In shift, Syrian regime says it's ready to talk to rebels(Read article summary)
Syrian Foreign Minister Walid al-Moallem said in Moscow that the Assad government wanted to engage in 'dialogue with anyone who's willing for it, even those who carry arms.'
For the first time since the Syrian civil war began almost two years ago, a top member of Syrian President Bashar al-Assad's government today offered to engage in talks with rebel leaders to find a diplomatic resolution to the fighting. But the opposition leadership has reportedly dismissed the offer, insisting that the president must first step down.
Speaking at a press conference in Moscow before talks with his Russian counterpart, Syrian Foreign Minister Walid al-Moallem said that "We're ready for a dialogue with anyone who's willing for it, even those who carry arms," reports the Associated Press.
"We are confident that reforms will come about not with the help of bloodshed but through dialogue," he added. The AP notes that it is unclear whether he meant that the government would be willing to negotiate with rebels before they laid down their arms.
But in an email to the Guardian, Khalid Saleh, a spokesman of the Western-backed Syrian opposition umbrella group known as the Syrian National Coalition, called Mr. Moallem's offer "empty" and "deceitful." Mr. Saleh insisted that talks could not involve Mr. Assad or his allies, and that Assad must resign.
There is nothing new in what Moualem said. It is more of the same empty offers the regime has been putting out for the last few months.
We are not looking for a dialogue. We are offering negotiations with those who have not committed crimes against Syrians to transfer powers from the Assad regime to the Syrian people. Moualem's offer is deceitful, and it seems that he wants to divide up those who are fighting against Assad. It will be more appropriate for Moualem – who is offering dialogue with those carrying weapons – to ask his regime to stop using scud missiles against those who are not armed.
We need serious movement from Assad regime not repeated empty offers.
Still, Moallem's comments come amid signs from both sides of the conflict – and from the US and Russia – in favor of a diplomatic solution. Despite Saleh's rejection of Moallem's proposal, it was only a few weeks ago that Mouaz al-Khatib, the SNC's leader, called for Assad to open negotiations with his organization. BBC News reported that Mr. Khatib's offer displeased many in the SNC, which has long insisted that Assad's resignation was a precondition for any talks.
And Mr. Lavrov is scheduled to meet with newly appointed US Secretary of State John Kerry in Berlin on Wednesday.

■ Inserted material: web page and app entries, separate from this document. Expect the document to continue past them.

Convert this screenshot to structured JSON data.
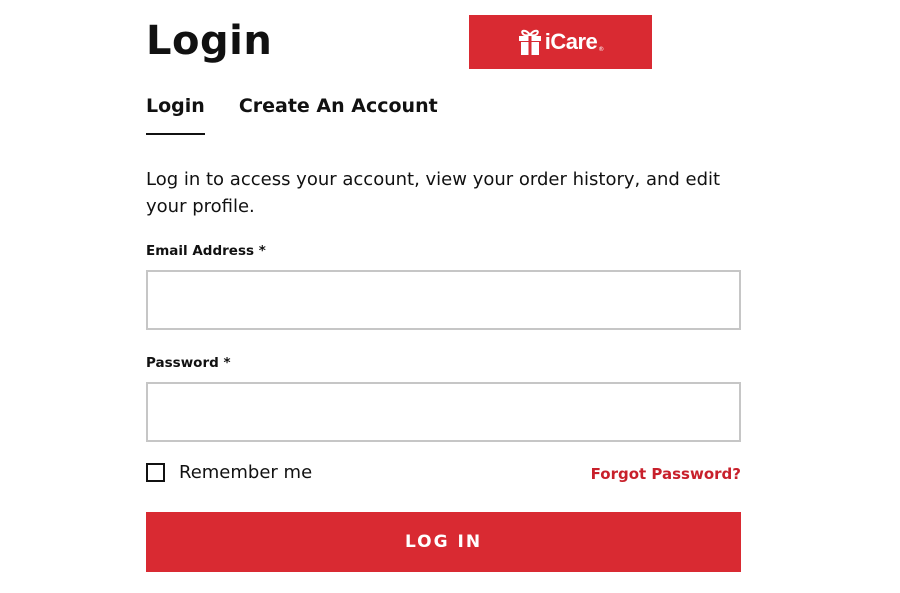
{
  "header": {
    "title": "Login"
  },
  "brand": {
    "name": "iCare",
    "reg_mark": "®",
    "color": "#d92a32"
  },
  "tabs": [
    {
      "label": "Login",
      "active": true
    },
    {
      "label": "Create An Account",
      "active": false
    }
  ],
  "intro_text": "Log in to access your account, view your order history, and edit your profile.",
  "form": {
    "email_label": "Email Address *",
    "email_value": "",
    "password_label": "Password *",
    "password_value": "",
    "remember_label": "Remember me",
    "remember_checked": false,
    "forgot_label": "Forgot Password?",
    "submit_label": "LOG IN"
  },
  "colors": {
    "accent": "#d92a32",
    "link": "#c8202b",
    "text": "#111111",
    "input_border": "#c6c6c6"
  }
}
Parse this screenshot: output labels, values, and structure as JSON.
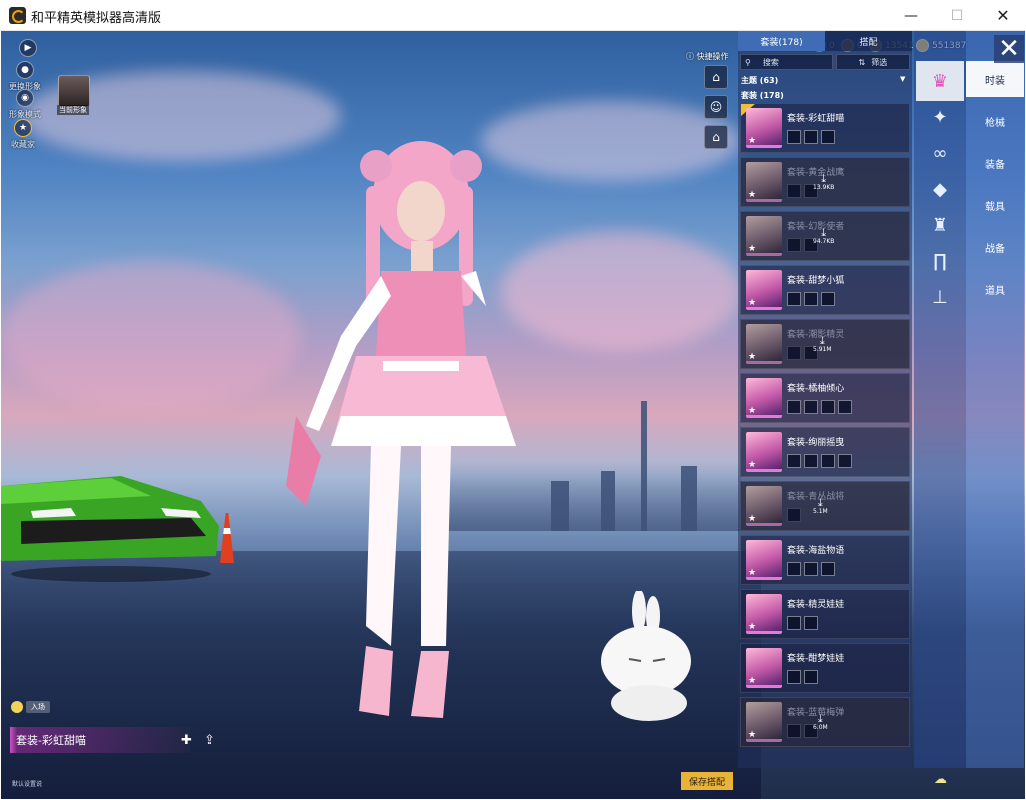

The New York Times notes that even before the meeting was planned, Mr. Kerry had indicated that he had new ideas toward resolving the Syrian conflict, and that working with Russia, a staunch ally of Mr. Assad, appears to be part of those ideas.
Reuters notes that there are multiple sticking points before even an initial meeting could take place. One is the venue: the rebels insist that any negotiations would have to take place abroad or in rebel-held territory, while the Syrian government insists that it should host someplace within state control.
Further, the rebels demand that any peace talks must ultimately lead to Assad's departure from the government. Assad told UN envoy to Syria Lakhdar Brahimi that he intends to complete his term and run for reelection in 2014.
And even if talks were held, Reuters adds, the Syrian opposition's political leaders, who would be conducting the talks, are in large part disconnected from the rebels on the ground, who appear to be willing to fight until Assad is toppled.